COVID-19 has affected nearly every corner of our lives, including family planning. Here’s what to keep in mind when it comes to planning a pregnancy:

 

New pregnancy considerations

 

Of course, there are several things to think about when planning a pregnancy even in normal times. Those include:

  • Maternal health conditions (past and current, including mental health)
  • Current medications (prescribed and over-the-counter)
  • Family history of genetic conditions in either partner
  • Financial considerations

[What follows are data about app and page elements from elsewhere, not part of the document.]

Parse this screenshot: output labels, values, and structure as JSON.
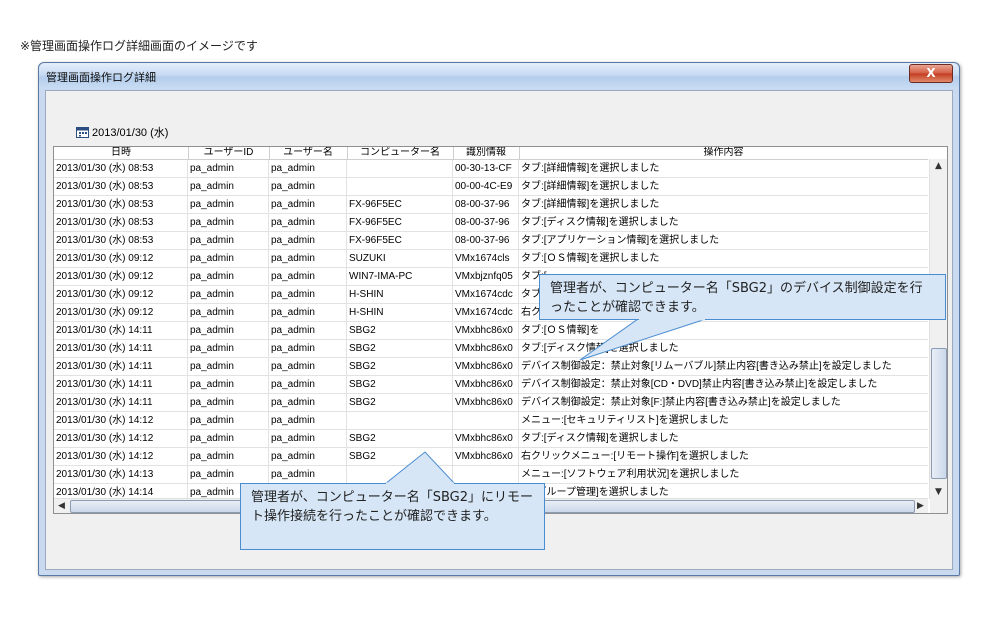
{
  "caption": "※管理画面操作ログ詳細画面のイメージです",
  "window": {
    "title": "管理画面操作ログ詳細",
    "close_label": "X"
  },
  "date_label": "2013/01/30 (水)",
  "columns": [
    "日時",
    "ユーザーID",
    "ユーザー名",
    "コンピューター名",
    "識別情報",
    "操作内容"
  ],
  "rows": [
    [
      "2013/01/30 (水) 08:53",
      "pa_admin",
      "pa_admin",
      "",
      "00-30-13-CF",
      "タブ:[詳細情報]を選択しました"
    ],
    [
      "2013/01/30 (水) 08:53",
      "pa_admin",
      "pa_admin",
      "",
      "00-00-4C-E9",
      "タブ:[詳細情報]を選択しました"
    ],
    [
      "2013/01/30 (水) 08:53",
      "pa_admin",
      "pa_admin",
      "FX-96F5EC",
      "08-00-37-96",
      "タブ:[詳細情報]を選択しました"
    ],
    [
      "2013/01/30 (水) 08:53",
      "pa_admin",
      "pa_admin",
      "FX-96F5EC",
      "08-00-37-96",
      "タブ:[ディスク情報]を選択しました"
    ],
    [
      "2013/01/30 (水) 08:53",
      "pa_admin",
      "pa_admin",
      "FX-96F5EC",
      "08-00-37-96",
      "タブ:[アプリケーション情報]を選択しました"
    ],
    [
      "2013/01/30 (水) 09:12",
      "pa_admin",
      "pa_admin",
      "SUZUKI",
      "VMx1674cls",
      "タブ:[ＯＳ情報]を選択しました"
    ],
    [
      "2013/01/30 (水) 09:12",
      "pa_admin",
      "pa_admin",
      "WIN7-IMA-PC",
      "VMxbjznfq05",
      "タブ:["
    ],
    [
      "2013/01/30 (水) 09:12",
      "pa_admin",
      "pa_admin",
      "H-SHIN",
      "VMx1674cdc",
      "タブ:["
    ],
    [
      "2013/01/30 (水) 09:12",
      "pa_admin",
      "pa_admin",
      "H-SHIN",
      "VMx1674cdc",
      "右クリ"
    ],
    [
      "2013/01/30 (水) 14:11",
      "pa_admin",
      "pa_admin",
      "SBG2",
      "VMxbhc86x0",
      "タブ:[ＯＳ情報]を"
    ],
    [
      "2013/01/30 (水) 14:11",
      "pa_admin",
      "pa_admin",
      "SBG2",
      "VMxbhc86x0",
      "タブ:[ディスク情報]を選択しました"
    ],
    [
      "2013/01/30 (水) 14:11",
      "pa_admin",
      "pa_admin",
      "SBG2",
      "VMxbhc86x0",
      "デバイス制御設定：禁止対象[リムーバブル]禁止内容[書き込み禁止]を設定しました"
    ],
    [
      "2013/01/30 (水) 14:11",
      "pa_admin",
      "pa_admin",
      "SBG2",
      "VMxbhc86x0",
      "デバイス制御設定：禁止対象[CD・DVD]禁止内容[書き込み禁止]を設定しました"
    ],
    [
      "2013/01/30 (水) 14:11",
      "pa_admin",
      "pa_admin",
      "SBG2",
      "VMxbhc86x0",
      "デバイス制御設定：禁止対象[F:]禁止内容[書き込み禁止]を設定しました"
    ],
    [
      "2013/01/30 (水) 14:12",
      "pa_admin",
      "pa_admin",
      "",
      "",
      "メニュー:[セキュリティリスト]を選択しました"
    ],
    [
      "2013/01/30 (水) 14:12",
      "pa_admin",
      "pa_admin",
      "SBG2",
      "VMxbhc86x0",
      "タブ:[ディスク情報]を選択しました"
    ],
    [
      "2013/01/30 (水) 14:12",
      "pa_admin",
      "pa_admin",
      "SBG2",
      "VMxbhc86x0",
      "右クリックメニュー:[リモート操作]を選択しました"
    ],
    [
      "2013/01/30 (水) 14:13",
      "pa_admin",
      "pa_admin",
      "",
      "",
      "メニュー:[ソフトウェア利用状況]を選択しました"
    ],
    [
      "2013/01/30 (水) 14:14",
      "pa_admin",
      "pa_admin",
      "",
      "",
      "ー:[グループ管理]を選択しました"
    ]
  ],
  "callouts": {
    "device_control": "管理者が、コンピューター名「SBG2」のデバイス制御設定を行ったことが確認できます。",
    "remote_operation": "管理者が、コンピューター名「SBG2」にリモート操作接続を行ったことが確認できます。"
  },
  "colors": {
    "callout_fill": "#d6e6f6",
    "callout_border": "#4a8cd0",
    "window_frame": "#c9d9ef"
  }
}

COVID-19 presents new factors. And it’s not the only disease to consider, depending on your circumstances—Zika, for example, remains a threat to unborn babies, so the latest research supports delaying trying for a baby if you’ve recently been to a Zika “hot spot” location.

 

That’s why preconception counseling considering fertility is a great reason to set up an appointment with your Ob/Gyn—they can help you consider everything in your medical history and other important circumstances.

 

As for COVID-19, we’re still learning how it could affect pregnant people or their babies.

 

Our most current information suggests that a pregnant person isn’t more susceptible to COVID-19, nor are they at high risk for severe illness from the virus that causes COVID-19, unless there are other health risk factors at play. Current data also doesn’t suggest “vertical transmission” (disease transmission from mother to fetus in utero).

 

However, the long-term implications of COVID-19 in the first trimester of pregnancy have yet to be studied. And a larger database of pregnant people and their babies needs to be studied before we can be certain of the effects of COVID-19.

 

Since the coronavirus that causes COVID-19 is a novel virus first detected in December 2019, it’s difficult to know if COVID-19 patients who conceived around the time that they were infected have long-term pregnancy effects. After all, many of them have yet to deliver their babies.

 

What to consider about a second wave of COVID-19

 

There’s been much talk about the possibility of a second surge of COVID-19 cases that would begin in fall 2020. We may have more research and guidance for patients by then, but for now, what we do know doesn’t suggest that there’s any increased severity for pregnant people.

 

Although the risk of infection in newborns is rare, the disease is more severe in newborns, so those with newborns should continue social distancing, working remotely (if possible), washing hands frequently and wearing face coverings when out and about. Those steps will continue to be important in mitigating the virus.

 

So, should you wait to start trying to conceive?

 

As antibody testing is implemented, researchers will be able to study previous COVID-19 infection more closely. That means that in the next 12 months, we may be able to provide more guidance about pregnancy during the COVID-19 pandemic. You could talk with your partner and doctor about whether it makes sense for you to wait for information to surface.

 

For those with other medical conditions that would normally make them high-risk for severe infection with COVID-19 (cardiac disease, renal disease, chronic lung disease, morbid obesity, diabetes, liver disease or otherwise being immunocompromised), they should ensure that their conditions are well-managed before conceiving, or consider delaying if it’s feasible for them.

 

The bottom line

 

As always, determining when to conceive is family-oriented and very personal. It may be appropriate for some couples to wait, especially if waiting wouldn’t increase their risk of fertility concerns.

 

Those who struggle with depression, anxiety or other mental health challenges should factor this into their decision and consider whether social distancing would make pregnancy and newborn-parenting much more difficult.

 

It’s also important to know that, for many couples, pregnancy doesn’t just happen. And if you want to wait until the pandemic has passed, we don’t know how long you’ll be waiting.

 

It’s hard to make these decisions without considering every factor that’s unique to you and your family.

 

For help making sense of the latest research and what it means for you and your health, check in with your Ob/Gyn or primary care provider.

 

 

Melissa Goist is a physician in obstetrics and gynecology at The Ohio State University Wexner Medical Center and an assistant professor in the Ohio State College of Medicine.